___ Source information ___
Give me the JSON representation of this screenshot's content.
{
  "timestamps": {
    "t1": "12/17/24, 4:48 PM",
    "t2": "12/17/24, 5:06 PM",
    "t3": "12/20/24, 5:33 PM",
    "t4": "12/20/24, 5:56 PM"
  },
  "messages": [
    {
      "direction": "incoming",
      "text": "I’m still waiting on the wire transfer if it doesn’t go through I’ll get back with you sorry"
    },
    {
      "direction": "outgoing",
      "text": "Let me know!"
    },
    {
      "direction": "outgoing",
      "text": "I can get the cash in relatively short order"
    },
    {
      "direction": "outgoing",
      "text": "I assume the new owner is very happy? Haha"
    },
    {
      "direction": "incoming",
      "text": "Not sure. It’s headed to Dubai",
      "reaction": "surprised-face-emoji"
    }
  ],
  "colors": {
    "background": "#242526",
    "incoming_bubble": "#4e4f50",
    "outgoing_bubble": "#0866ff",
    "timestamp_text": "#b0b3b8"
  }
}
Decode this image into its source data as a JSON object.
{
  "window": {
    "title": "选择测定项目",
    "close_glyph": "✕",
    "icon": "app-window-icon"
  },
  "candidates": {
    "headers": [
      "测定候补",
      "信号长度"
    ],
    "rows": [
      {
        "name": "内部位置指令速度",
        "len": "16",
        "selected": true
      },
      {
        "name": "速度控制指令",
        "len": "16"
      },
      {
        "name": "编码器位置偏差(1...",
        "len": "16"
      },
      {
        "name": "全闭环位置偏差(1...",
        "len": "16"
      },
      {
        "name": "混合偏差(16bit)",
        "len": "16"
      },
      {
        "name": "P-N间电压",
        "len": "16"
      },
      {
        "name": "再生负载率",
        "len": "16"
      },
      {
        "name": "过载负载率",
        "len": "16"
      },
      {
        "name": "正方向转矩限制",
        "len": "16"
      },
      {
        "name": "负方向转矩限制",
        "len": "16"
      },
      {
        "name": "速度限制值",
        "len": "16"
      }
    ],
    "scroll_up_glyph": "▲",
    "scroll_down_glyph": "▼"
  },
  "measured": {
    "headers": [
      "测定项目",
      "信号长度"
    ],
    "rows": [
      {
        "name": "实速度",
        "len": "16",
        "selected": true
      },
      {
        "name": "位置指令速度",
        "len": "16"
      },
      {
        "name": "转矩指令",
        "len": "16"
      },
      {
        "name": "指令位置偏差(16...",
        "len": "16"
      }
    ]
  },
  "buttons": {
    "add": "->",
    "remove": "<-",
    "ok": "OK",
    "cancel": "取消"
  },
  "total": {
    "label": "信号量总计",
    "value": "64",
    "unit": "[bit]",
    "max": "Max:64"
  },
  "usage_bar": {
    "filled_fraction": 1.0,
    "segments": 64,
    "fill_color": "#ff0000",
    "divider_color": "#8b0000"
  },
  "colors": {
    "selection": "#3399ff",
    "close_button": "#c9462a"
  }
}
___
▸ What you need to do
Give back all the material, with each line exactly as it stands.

▸ Written reply
Give me the JSON representation of this screenshot's content.
{
  "timestamps": {
    "t1": "12/17/24, 4:48 PM",
    "t2": "12/17/24, 5:06 PM",
    "t3": "12/20/24, 5:33 PM",
    "t4": "12/20/24, 5:56 PM"
  },
  "messages": [
    {
      "direction": "incoming",
      "text": "I’m still waiting on the wire transfer if it doesn’t go through I’ll get back with you sorry"
    },
    {
      "direction": "outgoing",
      "text": "Let me know!"
    },
    {
      "direction": "outgoing",
      "text": "I can get the cash in relatively short order"
    },
    {
      "direction": "outgoing",
      "text": "I assume the new owner is very happy? Haha"
    },
    {
      "direction": "incoming",
      "text": "Not sure. It’s headed to Dubai",
      "reaction": "surprised-face-emoji"
    }
  ],
  "colors": {
    "background": "#242526",
    "incoming_bubble": "#4e4f50",
    "outgoing_bubble": "#0866ff",
    "timestamp_text": "#b0b3b8"
  }
}
Decode this image into its source data as a JSON object.
{
  "window": {
    "title": "选择测定项目",
    "close_glyph": "✕",
    "icon": "app-window-icon"
  },
  "candidates": {
    "headers": [
      "测定候补",
      "信号长度"
    ],
    "rows": [
      {
        "name": "内部位置指令速度",
        "len": "16",
        "selected": true
      },
      {
        "name": "速度控制指令",
        "len": "16"
      },
      {
        "name": "编码器位置偏差(1...",
        "len": "16"
      },
      {
        "name": "全闭环位置偏差(1...",
        "len": "16"
      },
      {
        "name": "混合偏差(16bit)",
        "len": "16"
      },
      {
        "name": "P-N间电压",
        "len": "16"
      },
      {
        "name": "再生负载率",
        "len": "16"
      },
      {
        "name": "过载负载率",
        "len": "16"
      },
      {
        "name": "正方向转矩限制",
        "len": "16"
      },
      {
        "name": "负方向转矩限制",
        "len": "16"
      },
      {
        "name": "速度限制值",
        "len": "16"
      }
    ],
    "scroll_up_glyph": "▲",
    "scroll_down_glyph": "▼"
  },
  "measured": {
    "headers": [
      "测定项目",
      "信号长度"
    ],
    "rows": [
      {
        "name": "实速度",
        "len": "16",
        "selected": true
      },
      {
        "name": "位置指令速度",
        "len": "16"
      },
      {
        "name": "转矩指令",
        "len": "16"
      },
      {
        "name": "指令位置偏差(16...",
        "len": "16"
      }
    ]
  },
  "buttons": {
    "add": "->",
    "remove": "<-",
    "ok": "OK",
    "cancel": "取消"
  },
  "total": {
    "label": "信号量总计",
    "value": "64",
    "unit": "[bit]",
    "max": "Max:64"
  },
  "usage_bar": {
    "filled_fraction": 1.0,
    "segments": 64,
    "fill_color": "#ff0000",
    "divider_color": "#8b0000"
  },
  "colors": {
    "selection": "#3399ff",
    "close_button": "#c9462a"
  }
}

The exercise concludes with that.